Report back the lines in this listing that carry the string "Central".

━━ PROVIDED RECORDS

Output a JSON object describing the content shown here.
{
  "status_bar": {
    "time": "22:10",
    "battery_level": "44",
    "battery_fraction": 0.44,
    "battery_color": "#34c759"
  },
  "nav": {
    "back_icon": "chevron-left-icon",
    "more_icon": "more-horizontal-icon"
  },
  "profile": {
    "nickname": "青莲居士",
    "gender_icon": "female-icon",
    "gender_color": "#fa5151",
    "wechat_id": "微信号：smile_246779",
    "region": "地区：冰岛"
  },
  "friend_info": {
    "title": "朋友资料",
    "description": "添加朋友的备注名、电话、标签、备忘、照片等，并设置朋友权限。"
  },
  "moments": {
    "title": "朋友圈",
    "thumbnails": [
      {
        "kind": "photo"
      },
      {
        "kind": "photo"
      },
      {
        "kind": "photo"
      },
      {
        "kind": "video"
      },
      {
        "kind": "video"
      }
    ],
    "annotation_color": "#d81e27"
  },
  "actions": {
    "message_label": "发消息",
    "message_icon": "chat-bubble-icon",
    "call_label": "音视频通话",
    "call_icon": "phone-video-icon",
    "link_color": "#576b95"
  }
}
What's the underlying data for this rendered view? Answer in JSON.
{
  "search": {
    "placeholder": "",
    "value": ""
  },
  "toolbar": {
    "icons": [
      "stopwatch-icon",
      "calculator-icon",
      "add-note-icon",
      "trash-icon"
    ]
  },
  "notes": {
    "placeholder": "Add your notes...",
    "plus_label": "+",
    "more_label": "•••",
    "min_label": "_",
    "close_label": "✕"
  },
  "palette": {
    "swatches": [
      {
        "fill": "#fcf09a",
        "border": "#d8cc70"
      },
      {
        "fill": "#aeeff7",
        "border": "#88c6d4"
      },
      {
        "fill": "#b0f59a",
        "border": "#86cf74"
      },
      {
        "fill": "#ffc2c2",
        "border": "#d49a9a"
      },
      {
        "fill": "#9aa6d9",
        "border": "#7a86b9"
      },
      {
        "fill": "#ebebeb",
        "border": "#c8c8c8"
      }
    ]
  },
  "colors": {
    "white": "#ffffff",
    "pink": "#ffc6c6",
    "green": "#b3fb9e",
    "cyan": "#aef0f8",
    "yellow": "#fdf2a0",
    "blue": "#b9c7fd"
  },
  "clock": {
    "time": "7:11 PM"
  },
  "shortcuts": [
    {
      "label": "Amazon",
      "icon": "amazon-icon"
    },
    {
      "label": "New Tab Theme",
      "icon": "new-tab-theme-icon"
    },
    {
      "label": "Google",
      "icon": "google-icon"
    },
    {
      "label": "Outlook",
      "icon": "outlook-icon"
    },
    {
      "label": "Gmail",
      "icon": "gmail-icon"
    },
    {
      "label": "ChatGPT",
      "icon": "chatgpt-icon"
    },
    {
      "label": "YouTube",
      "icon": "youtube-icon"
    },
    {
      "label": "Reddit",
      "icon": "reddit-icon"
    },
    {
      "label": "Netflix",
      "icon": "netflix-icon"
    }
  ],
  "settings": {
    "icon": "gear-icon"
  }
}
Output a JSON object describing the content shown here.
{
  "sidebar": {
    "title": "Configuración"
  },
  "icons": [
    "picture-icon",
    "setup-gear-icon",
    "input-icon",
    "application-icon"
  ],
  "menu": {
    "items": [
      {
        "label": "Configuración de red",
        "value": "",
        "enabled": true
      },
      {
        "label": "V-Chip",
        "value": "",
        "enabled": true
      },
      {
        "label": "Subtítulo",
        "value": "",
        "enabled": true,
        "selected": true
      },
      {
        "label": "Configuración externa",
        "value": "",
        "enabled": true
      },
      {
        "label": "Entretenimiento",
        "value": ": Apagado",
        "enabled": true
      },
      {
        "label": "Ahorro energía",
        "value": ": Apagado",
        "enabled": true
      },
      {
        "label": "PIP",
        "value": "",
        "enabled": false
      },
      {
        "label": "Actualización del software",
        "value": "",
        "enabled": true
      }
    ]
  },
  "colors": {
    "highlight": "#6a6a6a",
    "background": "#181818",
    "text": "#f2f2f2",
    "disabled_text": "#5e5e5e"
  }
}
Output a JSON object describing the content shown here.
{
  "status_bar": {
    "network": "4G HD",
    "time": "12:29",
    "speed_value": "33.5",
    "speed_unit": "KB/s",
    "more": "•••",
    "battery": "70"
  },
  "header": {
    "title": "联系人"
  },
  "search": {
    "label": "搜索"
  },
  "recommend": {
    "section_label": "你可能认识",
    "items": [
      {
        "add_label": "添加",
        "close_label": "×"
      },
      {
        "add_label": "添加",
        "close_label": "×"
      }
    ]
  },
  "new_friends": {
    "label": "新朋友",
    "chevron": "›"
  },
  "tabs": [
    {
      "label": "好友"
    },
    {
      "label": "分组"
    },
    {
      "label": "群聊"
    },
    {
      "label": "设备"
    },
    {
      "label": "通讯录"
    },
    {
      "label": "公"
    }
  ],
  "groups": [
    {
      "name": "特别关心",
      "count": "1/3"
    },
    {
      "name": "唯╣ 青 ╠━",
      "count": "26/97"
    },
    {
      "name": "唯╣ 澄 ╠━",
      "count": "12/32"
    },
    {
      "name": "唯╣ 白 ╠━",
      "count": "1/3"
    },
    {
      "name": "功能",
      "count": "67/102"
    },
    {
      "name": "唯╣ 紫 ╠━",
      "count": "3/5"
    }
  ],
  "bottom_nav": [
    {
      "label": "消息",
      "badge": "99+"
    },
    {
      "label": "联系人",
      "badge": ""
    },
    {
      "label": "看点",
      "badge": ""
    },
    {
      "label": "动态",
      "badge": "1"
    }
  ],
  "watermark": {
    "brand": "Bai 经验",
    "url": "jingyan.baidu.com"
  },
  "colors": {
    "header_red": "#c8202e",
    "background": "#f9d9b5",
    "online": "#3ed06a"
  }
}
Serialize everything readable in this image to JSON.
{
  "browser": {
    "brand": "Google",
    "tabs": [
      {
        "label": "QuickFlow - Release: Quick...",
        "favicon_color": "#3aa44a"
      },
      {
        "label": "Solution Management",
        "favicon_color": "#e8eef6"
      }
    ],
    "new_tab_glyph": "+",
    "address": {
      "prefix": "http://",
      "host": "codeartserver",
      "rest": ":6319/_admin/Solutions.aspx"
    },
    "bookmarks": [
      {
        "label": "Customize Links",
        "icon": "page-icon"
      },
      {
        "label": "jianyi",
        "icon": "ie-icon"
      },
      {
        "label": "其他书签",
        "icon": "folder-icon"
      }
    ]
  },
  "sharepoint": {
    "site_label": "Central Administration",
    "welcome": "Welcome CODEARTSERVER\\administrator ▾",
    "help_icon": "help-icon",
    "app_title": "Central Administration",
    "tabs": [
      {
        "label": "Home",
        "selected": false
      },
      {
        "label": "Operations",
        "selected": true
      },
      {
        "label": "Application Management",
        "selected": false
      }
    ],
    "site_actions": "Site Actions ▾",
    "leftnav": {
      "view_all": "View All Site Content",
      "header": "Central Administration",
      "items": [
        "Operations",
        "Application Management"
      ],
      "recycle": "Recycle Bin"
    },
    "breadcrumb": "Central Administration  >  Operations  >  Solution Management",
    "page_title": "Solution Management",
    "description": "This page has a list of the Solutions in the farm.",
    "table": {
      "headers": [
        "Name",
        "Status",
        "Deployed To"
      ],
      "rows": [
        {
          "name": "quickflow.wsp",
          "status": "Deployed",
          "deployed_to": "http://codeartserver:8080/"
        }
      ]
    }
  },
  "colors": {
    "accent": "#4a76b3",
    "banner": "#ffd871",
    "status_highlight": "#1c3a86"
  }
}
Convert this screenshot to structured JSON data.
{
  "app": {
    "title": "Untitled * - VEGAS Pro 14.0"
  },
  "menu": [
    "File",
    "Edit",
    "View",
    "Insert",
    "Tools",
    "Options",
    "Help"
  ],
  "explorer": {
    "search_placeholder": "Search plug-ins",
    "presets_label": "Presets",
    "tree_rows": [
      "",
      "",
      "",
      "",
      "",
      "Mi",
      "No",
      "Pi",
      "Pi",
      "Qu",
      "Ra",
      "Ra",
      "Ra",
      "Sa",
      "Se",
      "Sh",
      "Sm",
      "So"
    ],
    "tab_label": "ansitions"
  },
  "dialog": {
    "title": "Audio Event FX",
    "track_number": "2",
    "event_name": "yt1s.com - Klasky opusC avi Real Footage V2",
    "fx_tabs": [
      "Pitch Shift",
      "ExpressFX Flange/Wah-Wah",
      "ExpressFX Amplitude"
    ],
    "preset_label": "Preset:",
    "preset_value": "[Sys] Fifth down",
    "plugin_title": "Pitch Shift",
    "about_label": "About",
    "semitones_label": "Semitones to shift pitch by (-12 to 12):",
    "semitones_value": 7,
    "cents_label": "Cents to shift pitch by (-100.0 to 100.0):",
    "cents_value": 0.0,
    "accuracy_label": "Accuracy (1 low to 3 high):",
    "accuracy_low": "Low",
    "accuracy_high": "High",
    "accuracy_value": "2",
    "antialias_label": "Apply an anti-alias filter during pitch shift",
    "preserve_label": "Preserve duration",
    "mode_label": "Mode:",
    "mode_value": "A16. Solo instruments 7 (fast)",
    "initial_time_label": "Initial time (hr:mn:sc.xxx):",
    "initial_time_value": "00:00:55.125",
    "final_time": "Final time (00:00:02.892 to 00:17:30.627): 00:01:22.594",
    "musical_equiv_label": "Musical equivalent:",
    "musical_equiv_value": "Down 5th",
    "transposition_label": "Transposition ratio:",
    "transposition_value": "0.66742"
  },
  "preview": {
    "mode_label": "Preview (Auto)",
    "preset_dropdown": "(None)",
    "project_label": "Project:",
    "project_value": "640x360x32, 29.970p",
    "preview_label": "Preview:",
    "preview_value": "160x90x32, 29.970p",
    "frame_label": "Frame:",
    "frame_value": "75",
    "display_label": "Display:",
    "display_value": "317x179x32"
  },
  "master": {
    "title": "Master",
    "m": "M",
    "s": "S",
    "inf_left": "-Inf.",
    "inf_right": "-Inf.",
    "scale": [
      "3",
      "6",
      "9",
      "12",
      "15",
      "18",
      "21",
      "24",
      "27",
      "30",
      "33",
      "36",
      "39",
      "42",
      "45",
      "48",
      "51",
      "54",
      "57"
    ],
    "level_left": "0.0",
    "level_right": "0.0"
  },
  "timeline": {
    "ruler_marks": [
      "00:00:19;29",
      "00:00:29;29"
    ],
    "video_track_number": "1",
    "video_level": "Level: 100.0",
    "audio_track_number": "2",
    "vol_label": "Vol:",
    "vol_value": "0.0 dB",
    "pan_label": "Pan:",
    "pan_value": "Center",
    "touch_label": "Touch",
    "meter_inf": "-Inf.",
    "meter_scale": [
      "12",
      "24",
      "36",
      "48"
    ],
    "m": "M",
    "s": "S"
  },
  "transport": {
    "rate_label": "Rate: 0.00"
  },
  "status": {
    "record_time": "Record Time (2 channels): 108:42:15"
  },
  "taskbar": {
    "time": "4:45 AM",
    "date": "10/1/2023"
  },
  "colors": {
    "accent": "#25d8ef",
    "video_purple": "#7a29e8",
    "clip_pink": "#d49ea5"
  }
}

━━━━

**EXERCISE OUTPUT:**
    "site_label": "Central Administration",
    "app_title": "Central Administration",
      "header": "Central Administration",
    "breadcrumb": "Central Administration  >  Operations  >  Solution Management",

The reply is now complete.